The proposed route of TransCanada’s Energy East Pipeline. (Image: PRI)
THE ENERGY EAST PIPELINE WON’T GET BUILT EITHER
Why should eastern Canada suffer the water and climate risks western Canada and
the United States refuse to accept?
For Immediate Release
October 30, 2014, Ottawa – After TransCanada filed its official application with the
National Energy Board today, environmental organizations in Canada and the United
States, First Nations and community organizers said the Energy East pipeline will never
“It’s not going to happen,” said Patrick Bonin of Greenpeace Canada. “Energy East
would negate all the good work on climate that has been done at the provincial level,
pose a major threat to millions of people’s drinking water and disrespect Canadians in
Eastern Canada, who care as much as any other Canadian about oil spills contaminating
their homes, waterways and livelihoods.”
Energy East – extending from Alberta to New Brunswick – would be the longest oil
pipeline in North America and the single largest tar sands pipeline, transporting 30 per
cent more oil than Keystone XL and double the size of Northern Gateway. TransCanada
says its Energy East pipeline would create 1087 direct, long-term jobs, less than
Efficiency Nova Scotia, an energy efficiency utility that created 1200 direct, long-term
jobs in the past four years, in Nova Scotia alone.
“TransCanada entered my territory, Kanehsatà:ke, like a slick snake oil salesman with
promises of jobs and economic benefits. The company’s unscrupulous manner to
impress upon our community that Energy East is a ‘done deal’ is unethical and
coercive. In the absence of our free prior and informed consent, it would be illegal for the
National Energy Board to grant TransCanada an application for Energy East,” said Ellen
Gabriel of Kanehsatà:ke, a Mohawk community in Quebec.
The NEB has said it will not consider the climate impacts of the pipeline in its
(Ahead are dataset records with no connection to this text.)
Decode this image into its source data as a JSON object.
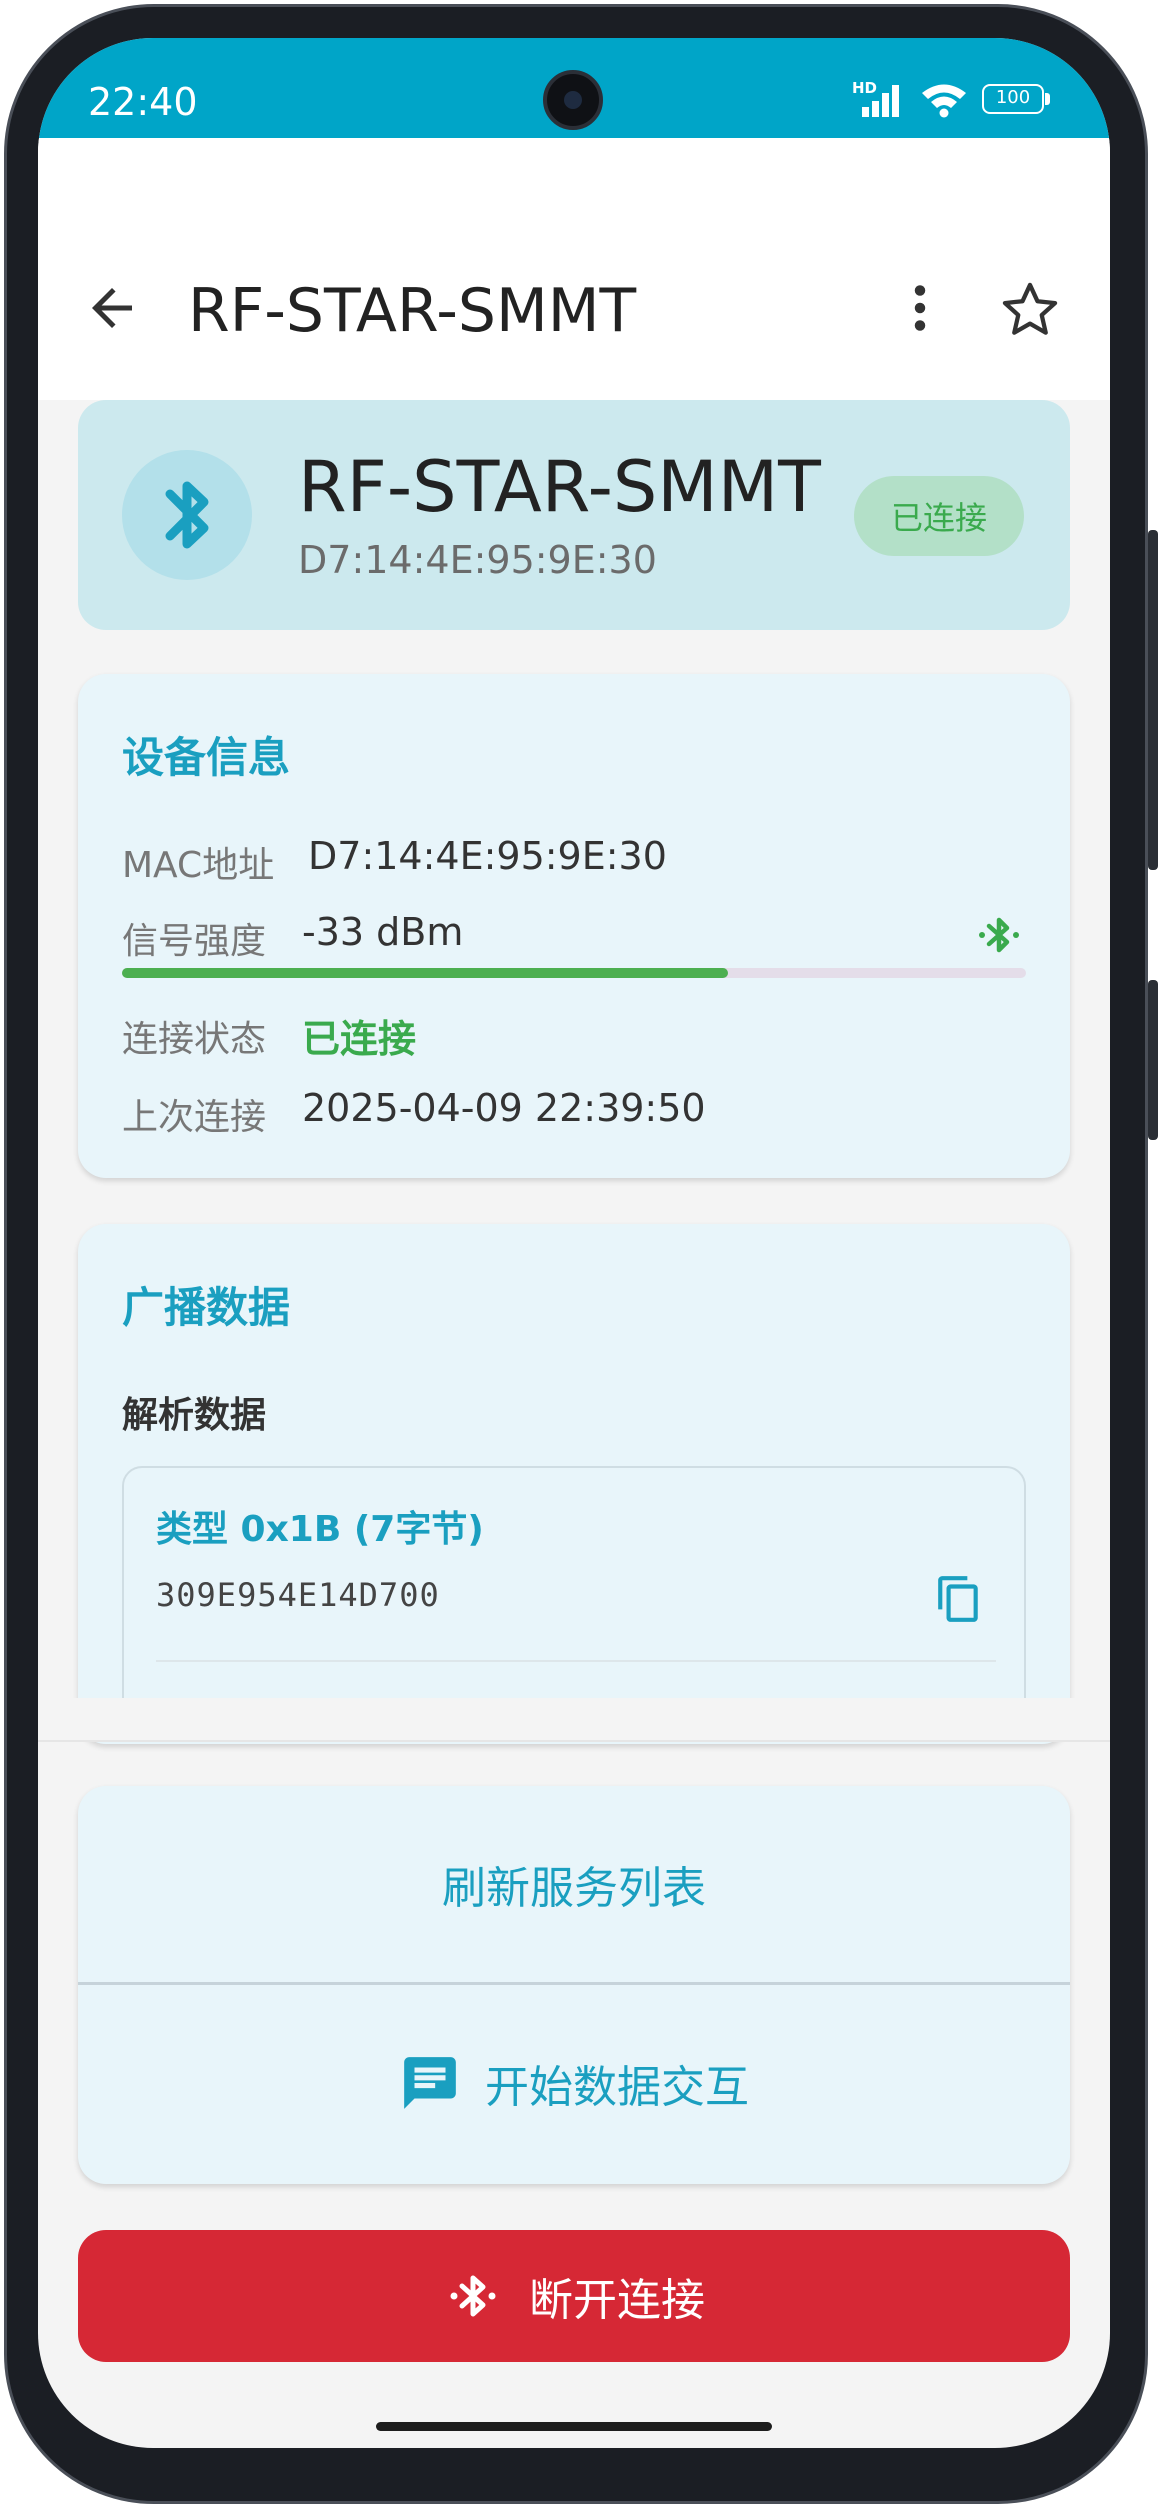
{
  "status_bar": {
    "time": "22:40",
    "network_badge": "HD",
    "battery": "100",
    "icons": [
      "signal-icon",
      "wifi-icon",
      "battery-icon"
    ]
  },
  "app_bar": {
    "title": "RF-STAR-SMMT",
    "icons": [
      "back-icon",
      "more-vert-icon",
      "star-outline-icon"
    ]
  },
  "device_header": {
    "name": "RF-STAR-SMMT",
    "mac": "D7:14:4E:95:9E:30",
    "status": "已连接",
    "icon": "bluetooth-icon"
  },
  "device_info": {
    "title": "设备信息",
    "mac_label": "MAC地址",
    "mac_value": "D7:14:4E:95:9E:30",
    "signal_label": "信号强度",
    "signal_value": "-33 dBm",
    "signal_level_fraction": 0.67,
    "connection_label": "连接状态",
    "connection_value": "已连接",
    "last_connection_label": "上次连接",
    "last_connection_value": "2025-04-09 22:39:50"
  },
  "broadcast": {
    "title": "广播数据",
    "parsed_label": "解析数据",
    "items": [
      {
        "type": "类型 0x1B (7字节)",
        "value": "309E954E14D700"
      }
    ]
  },
  "actions": {
    "refresh": "刷新服务列表",
    "interact": "开始数据交互",
    "disconnect": "断开连接"
  },
  "colors": {
    "accent": "#1a9fc0",
    "status_bar": "#00a5c8",
    "connected": "#3aaa4d",
    "danger": "#d62835"
  }
}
assessment. This despite the fact the greenhouse gas emissions generated by filling
Energy East’s capacity would be equivalent to adding more than 7 million cars a year to
Canada’s roads, according to a recent report by the Pembina Institute.
“At a time when we’re already seeing impacts of climate change in Canada, it’s ludicrous
the federal government thinks it can review Energy East with no consideration of how
this project will impact the climate,” said Cameron Fenton of 350.org.
In recent weeks, more than 50,000 people have sent letters to the National Energy Board
asking that climate and community voices be included in the review of Energy East.
Water is another major concern as the proposed route would transport crude oil and
bitumen across at least 90 watersheds and 961 waterways. This includes the Rideau
River, Rivières des Outaouais, the St Lawrence River and the Bay of Fundy. It travels
over, through and near well and municipal drinking water sources, including Shoal Lake, which supplies water to Winnipeg.
“The Energy East pipeline would be a direct threat to Kenora’s water supply and, as
North America’s premier boating destination, that’s a major problem,” said Teika
Newton, a Kenora community organizer, adding the pipeline would jeopardize the half a
billion dollar regional tourism industry in Northwestern Ontario.
Just this week, voters in Kenora, North Bay and Thunder Bay elected city councils with
strong mandates to oppose Energy East, along with Thunder Bay, which re-elected
Mayor Keith Hobbs, an opponent of the pipeline. In Ottawa, a majority on city council
have expressed concerns about Energy East, while more than 40,000 Canadians have
signed petitions opposing Energy East.
In Quebec, close to 50,000 people have asked the federal government to forbid
TransCanada from drilling in endangered beluga habitat. More than a dozen resolutions,
including by several Quebec communities, have been filed against the pipeline. A recent
report by the Goodman Group showed Quebec would receive almost no economic value
from the project.
“There is no way Quebecers are going to allow what Canadians in the west and
Americans to the south don’t want, and that is unacceptable water and climate risks from
an export pipeline that benefits the bottom line of one pipeline company,” said Steven
Guilbeault of Equiterre.
Groups opposed to the Energy East pipeline include Greenpeace Canada, Equiterre,
Environmental Defence, Ecology Ottawa, Council of Canadians, NRDC, New Brunswick
Conservation Council, AQLPA, 350 Maine, Nature Quebec, Ecology Action Centre and
the Coule pas chez nous! Campaign as well as land and homeowners living near the
proposed route and concerned municipalities, like North Bay, Saint-Sulpice and
For more information, please contact:
Patrick Bonin, Greenpeace Canada climate and energy campaigner, 514-594-1221
Cam Fenton, Canadian Tar Sands Organizer, 350.org, 604-369-2155
Andrea Harden-Donahue, Energy and Climate Justice Campaigner, Council of
Teika Newton, Kenora, Ontario community organizer, 807-466-2403
Geneviève Aude Puskas, Équiterre, 514-792-5222
Catherine Abreu, Energy Coordinator, Ecology Action Centre (Atlantic Canada), 902-